● TASK DESCRIPTION: Your answer should hold every line of the records below that contains the string "subtotal".

● AVAILABLE RECORDS:
━━━━━━
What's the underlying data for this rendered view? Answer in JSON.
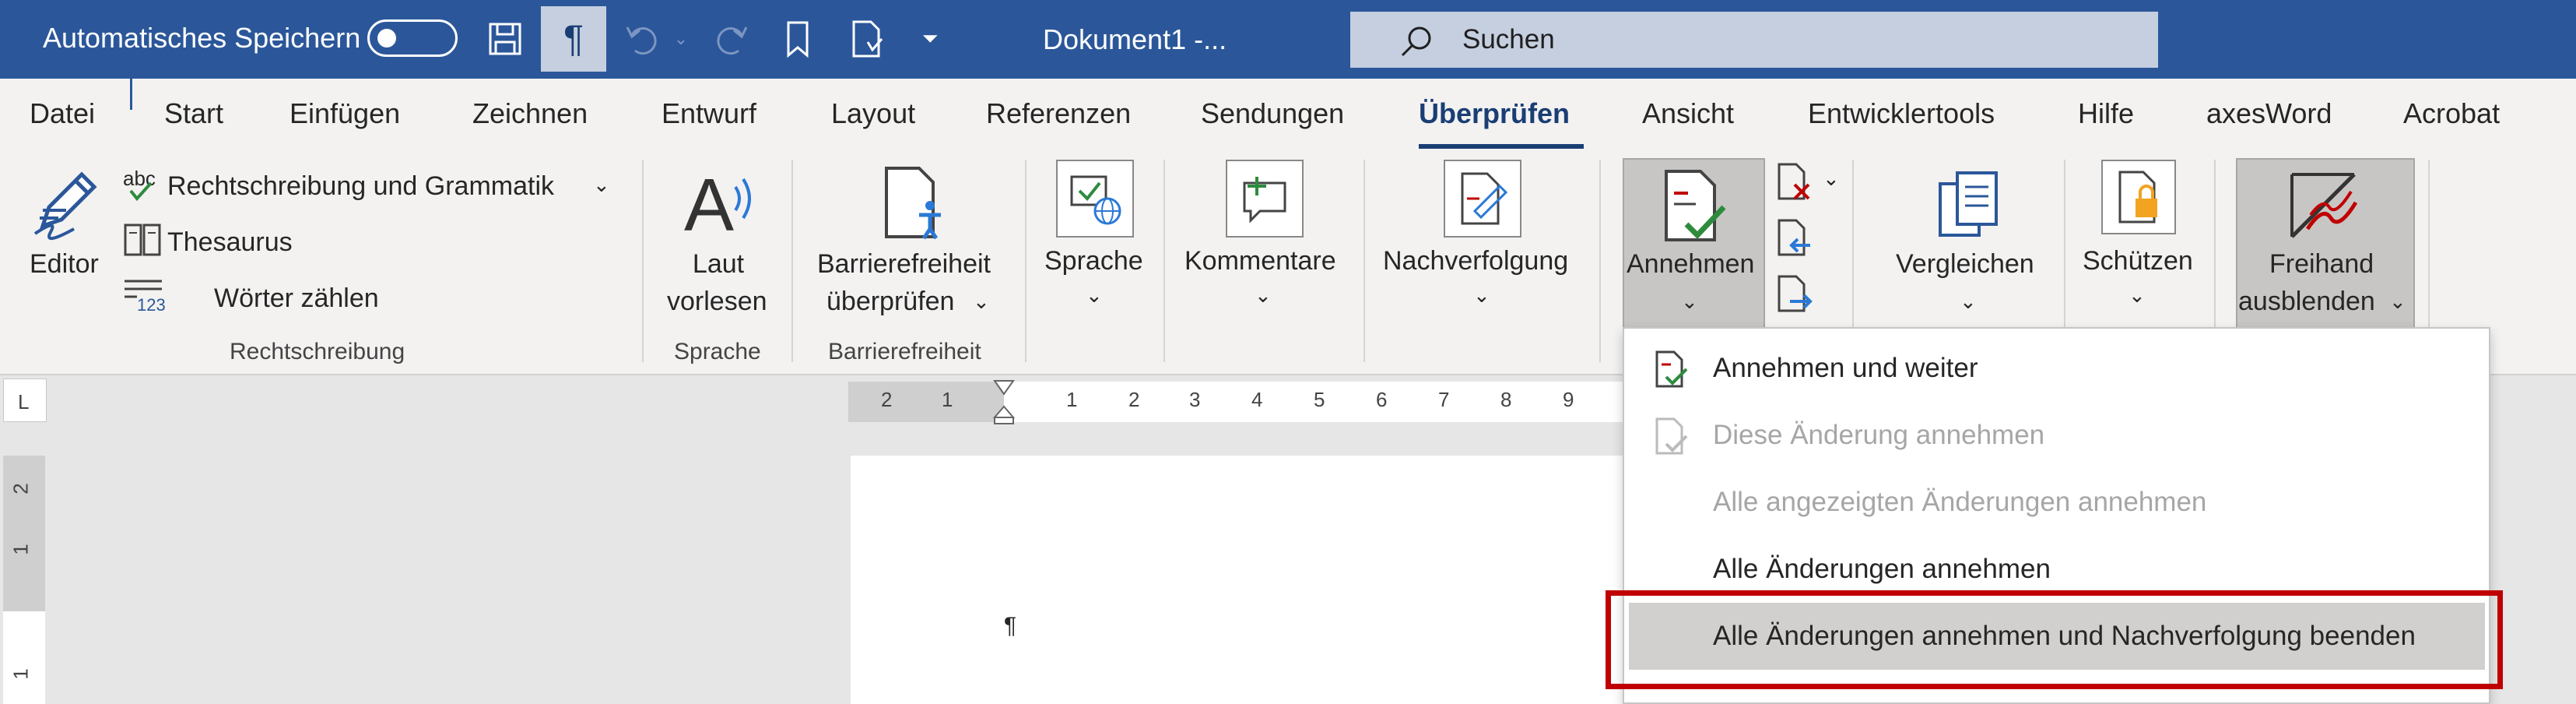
{
  "titlebar": {
    "autosave_label": "Automatisches Speichern",
    "document_title": "Dokument1  -...",
    "search_placeholder": "Suchen"
  },
  "tabs": [
    {
      "label": "Datei"
    },
    {
      "label": "Start"
    },
    {
      "label": "Einfügen"
    },
    {
      "label": "Zeichnen"
    },
    {
      "label": "Entwurf"
    },
    {
      "label": "Layout"
    },
    {
      "label": "Referenzen"
    },
    {
      "label": "Sendungen"
    },
    {
      "label": "Überprüfen",
      "active": true
    },
    {
      "label": "Ansicht"
    },
    {
      "label": "Entwicklertools"
    },
    {
      "label": "Hilfe"
    },
    {
      "label": "axesWord"
    },
    {
      "label": "Acrobat"
    }
  ],
  "ribbon": {
    "editor": "Editor",
    "spelling": "Rechtschreibung und Grammatik",
    "thesaurus": "Thesaurus",
    "word_count": "Wörter zählen",
    "group_rechtschreibung": "Rechtschreibung",
    "read_aloud_1": "Laut",
    "read_aloud_2": "vorlesen",
    "group_sprache": "Sprache",
    "access_1": "Barrierefreiheit",
    "access_2": "überprüfen",
    "group_barriere": "Barrierefreiheit",
    "language": "Sprache",
    "comments": "Kommentare",
    "tracking": "Nachverfolgung",
    "accept": "Annehmen",
    "compare": "Vergleichen",
    "protect": "Schützen",
    "ink_1": "Freihand",
    "ink_2": "ausblenden",
    "abc_label": "abc"
  },
  "ruler": {
    "h_marks": [
      "2",
      "1",
      "1",
      "2",
      "3",
      "4",
      "5",
      "6",
      "7",
      "8",
      "9"
    ],
    "v_marks": [
      "2",
      "1",
      "1"
    ]
  },
  "document": {
    "pilcrow": "¶"
  },
  "accept_menu": {
    "items": [
      {
        "label": "Annehmen und weiter",
        "disabled": false
      },
      {
        "label": "Diese Änderung annehmen",
        "disabled": true
      },
      {
        "label": "Alle angezeigten Änderungen annehmen",
        "disabled": true
      },
      {
        "label": "Alle Änderungen annehmen",
        "disabled": false
      },
      {
        "label": "Alle Änderungen annehmen und Nachverfolgung beenden",
        "disabled": false,
        "hovered": true
      }
    ]
  },
  "colors": {
    "titlebar": "#2b579a",
    "ribbon": "#f3f2f1",
    "highlight": "#c00000",
    "check_green": "#2e8b3e"
  }
}
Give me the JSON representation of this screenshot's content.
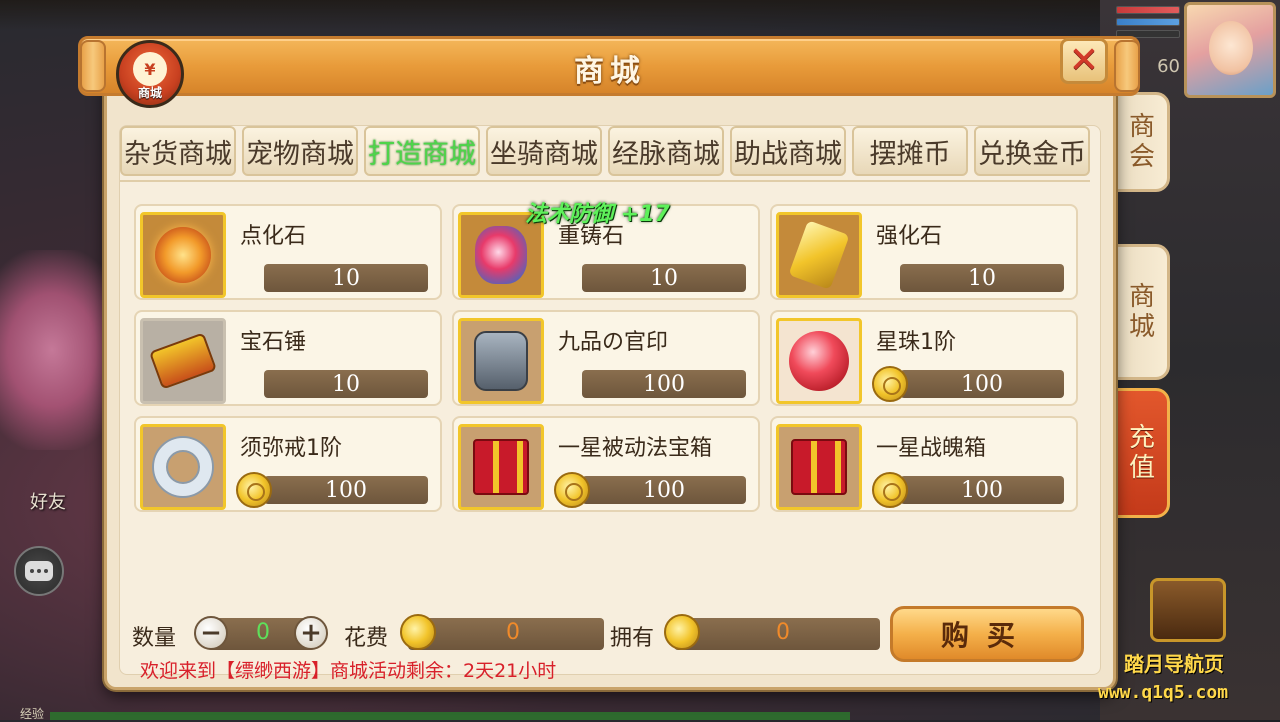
{
  "window": {
    "title": "商城",
    "logo_label": "商城",
    "logo_symbol": "¥",
    "close_symbol": "✕"
  },
  "hud": {
    "level": "60"
  },
  "side_tabs": [
    "商会",
    "商城",
    "充值"
  ],
  "categories": [
    {
      "label": "杂货商城",
      "active": false
    },
    {
      "label": "宠物商城",
      "active": false
    },
    {
      "label": "打造商城",
      "active": true
    },
    {
      "label": "坐骑商城",
      "active": false
    },
    {
      "label": "经脉商城",
      "active": false
    },
    {
      "label": "助战商城",
      "active": false
    },
    {
      "label": "摆摊币",
      "active": false
    },
    {
      "label": "兑换金币",
      "active": false
    }
  ],
  "items": [
    {
      "name": "点化石",
      "price": "10",
      "coin": false,
      "icon": "swirl-stone-icon"
    },
    {
      "name": "重铸石",
      "price": "10",
      "coin": false,
      "icon": "reforge-stone-icon"
    },
    {
      "name": "强化石",
      "price": "10",
      "coin": false,
      "icon": "gold-bar-icon"
    },
    {
      "name": "宝石锤",
      "price": "10",
      "coin": false,
      "icon": "gem-hammer-icon"
    },
    {
      "name": "九品の官印",
      "price": "100",
      "coin": false,
      "icon": "official-seal-icon"
    },
    {
      "name": "星珠1阶",
      "price": "100",
      "coin": true,
      "icon": "red-orb-icon"
    },
    {
      "name": "须弥戒1阶",
      "price": "100",
      "coin": true,
      "icon": "silver-ring-icon"
    },
    {
      "name": "一星被动法宝箱",
      "price": "100",
      "coin": true,
      "icon": "gift-box-icon"
    },
    {
      "name": "一星战魄箱",
      "price": "100",
      "coin": true,
      "icon": "gift-box-icon"
    }
  ],
  "float_text": "法术防御 +17",
  "bottom": {
    "qty_label": "数量",
    "qty_value": "0",
    "minus": "−",
    "plus": "+",
    "cost_label": "花费",
    "cost_value": "0",
    "own_label": "拥有",
    "own_value": "0",
    "buy_label": "购买",
    "notice": "欢迎来到【缥缈西游】商城活动剩余：2天21小时"
  },
  "left_hud": {
    "friend": "好友",
    "exp": "经验"
  },
  "watermark": {
    "line1": "踏月导航页",
    "line2": "www.q1q5.com"
  },
  "colors": {
    "accent": "#e89b3a",
    "active_tab": "#4ed44a",
    "price_bar": "#6e563c",
    "notice": "#d8202a"
  }
}
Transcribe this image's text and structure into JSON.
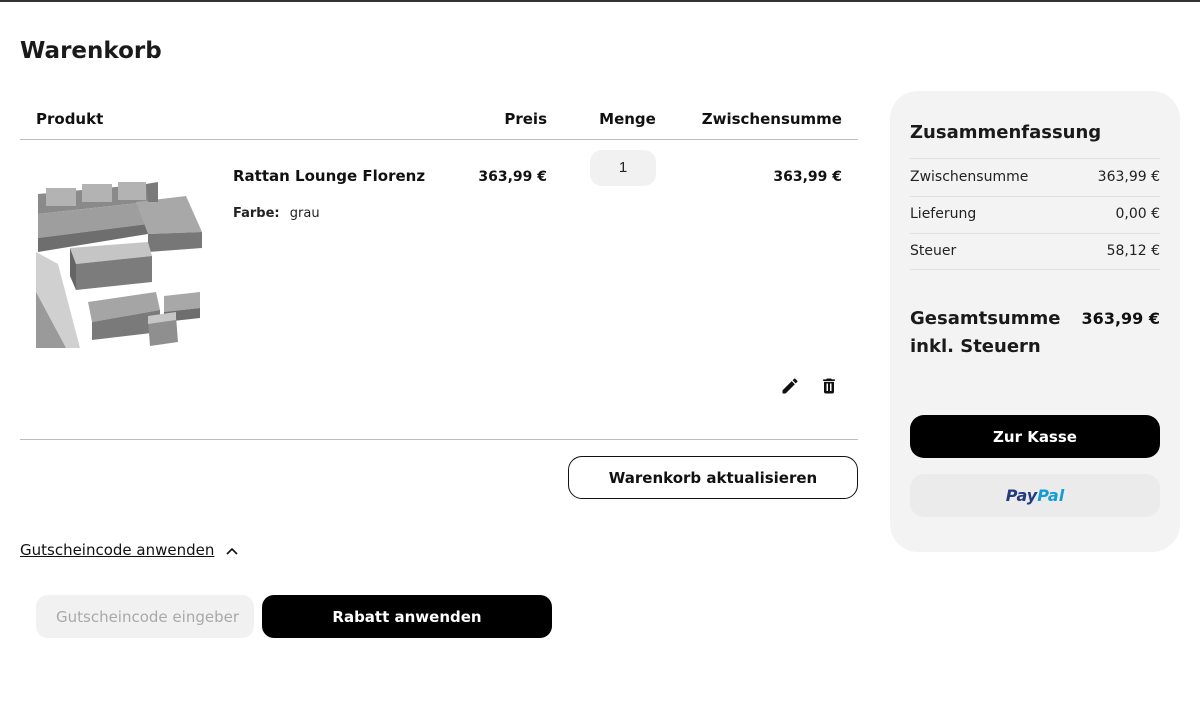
{
  "page": {
    "title": "Warenkorb"
  },
  "table": {
    "headers": {
      "product": "Produkt",
      "price": "Preis",
      "quantity": "Menge",
      "subtotal": "Zwischensumme"
    }
  },
  "item": {
    "name": "Rattan Lounge Florenz",
    "attribute_label": "Farbe:",
    "attribute_value": "grau",
    "price": "363,99 €",
    "quantity": "1",
    "subtotal": "363,99 €",
    "image_icon": "rattan-lounge-image"
  },
  "actions": {
    "update_cart": "Warenkorb aktualisieren",
    "edit_icon": "pencil-icon",
    "delete_icon": "trash-icon"
  },
  "coupon": {
    "toggle_label": "Gutscheincode anwenden",
    "toggle_icon": "chevron-up-icon",
    "placeholder": "Gutscheincode eingeber",
    "apply_label": "Rabatt anwenden"
  },
  "summary": {
    "title": "Zusammenfassung",
    "rows": [
      {
        "label": "Zwischensumme",
        "value": "363,99 €"
      },
      {
        "label": "Lieferung",
        "value": "0,00 €"
      },
      {
        "label": "Steuer",
        "value": "58,12 €"
      }
    ],
    "total_label": "Gesamtsumme inkl. Steuern",
    "total_value": "363,99 €",
    "checkout_label": "Zur Kasse",
    "paypal_part1": "Pay",
    "paypal_part2": "Pal"
  },
  "colors": {
    "accent": "#000000",
    "panel_bg": "#f3f3f3",
    "paypal_dark": "#253b80",
    "paypal_light": "#179bd7"
  }
}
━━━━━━
● RESPONSE BOX:
      "subtotal": "Zwischensumme"
    "subtotal": "363,99 €",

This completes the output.